**Your assignment**
Where does the string "Virtual" occur in the entries below? Copy every line where it does.

Collection entries
——————
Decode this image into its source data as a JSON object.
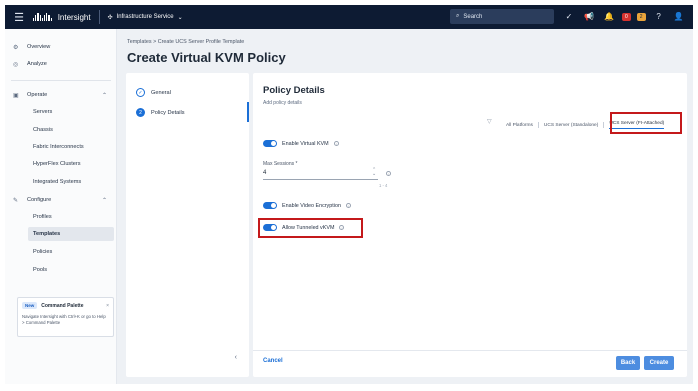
{
  "topbar": {
    "brand": "Intersight",
    "service": "Infrastructure Service",
    "search_placeholder": "Search",
    "badge_red": "0",
    "badge_orange": "2"
  },
  "sidebar": {
    "items": [
      {
        "label": "Overview",
        "icon": "gear-icon"
      },
      {
        "label": "Analyze",
        "icon": "target-icon"
      },
      {
        "label": "Operate",
        "icon": "operate-icon"
      },
      {
        "label": "Servers"
      },
      {
        "label": "Chassis"
      },
      {
        "label": "Fabric Interconnects"
      },
      {
        "label": "HyperFlex Clusters"
      },
      {
        "label": "Integrated Systems"
      },
      {
        "label": "Configure",
        "icon": "wrench-icon"
      },
      {
        "label": "Profiles"
      },
      {
        "label": "Templates"
      },
      {
        "label": "Policies"
      },
      {
        "label": "Pools"
      }
    ],
    "command_palette": {
      "tag": "New",
      "title": "Command Palette",
      "text": "Navigate Intersight with Ctrl+K or go to Help > Command Palette"
    }
  },
  "main": {
    "breadcrumb": "Templates  >  Create UCS Server Profile Template",
    "title": "Create Virtual KVM Policy",
    "steps": [
      {
        "label": "General",
        "marker": "✓"
      },
      {
        "label": "Policy Details",
        "marker": "2"
      }
    ],
    "panel": {
      "title": "Policy Details",
      "subtitle": "Add policy details",
      "platforms": [
        "All Platforms",
        "UCS Server (Standalone)",
        "UCS Server (FI-Attached)"
      ],
      "enable_vkvm": "Enable Virtual KVM",
      "max_sessions_label": "Max Sessions *",
      "max_sessions_value": "4",
      "max_sessions_range": "1 - 4",
      "enable_video_encryption": "Enable Video Encryption",
      "allow_tunneled_vkvm": "Allow Tunneled vKVM"
    },
    "footer": {
      "cancel": "Cancel",
      "back": "Back",
      "create": "Create"
    }
  }
}
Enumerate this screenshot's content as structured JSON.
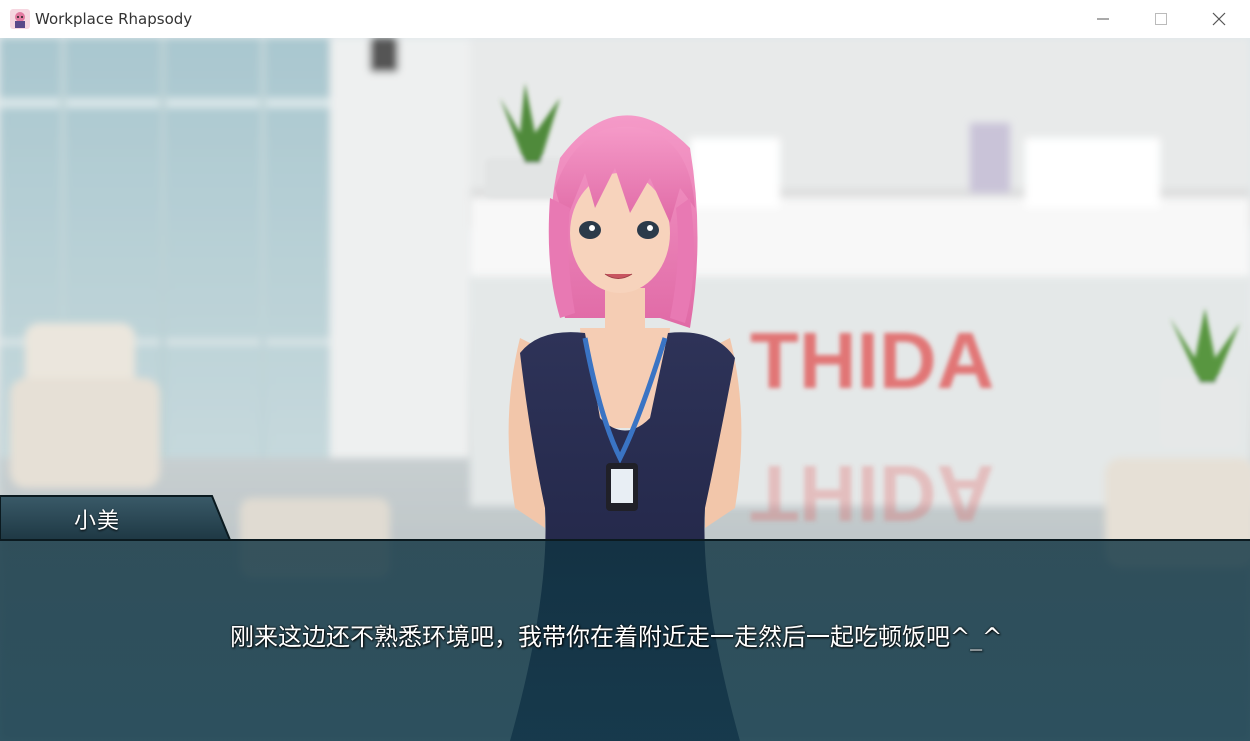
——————
**Final answer**
    "title": "Create Virtual KVM Policy",
      "enable_vkvm": "Enable Virtual KVM",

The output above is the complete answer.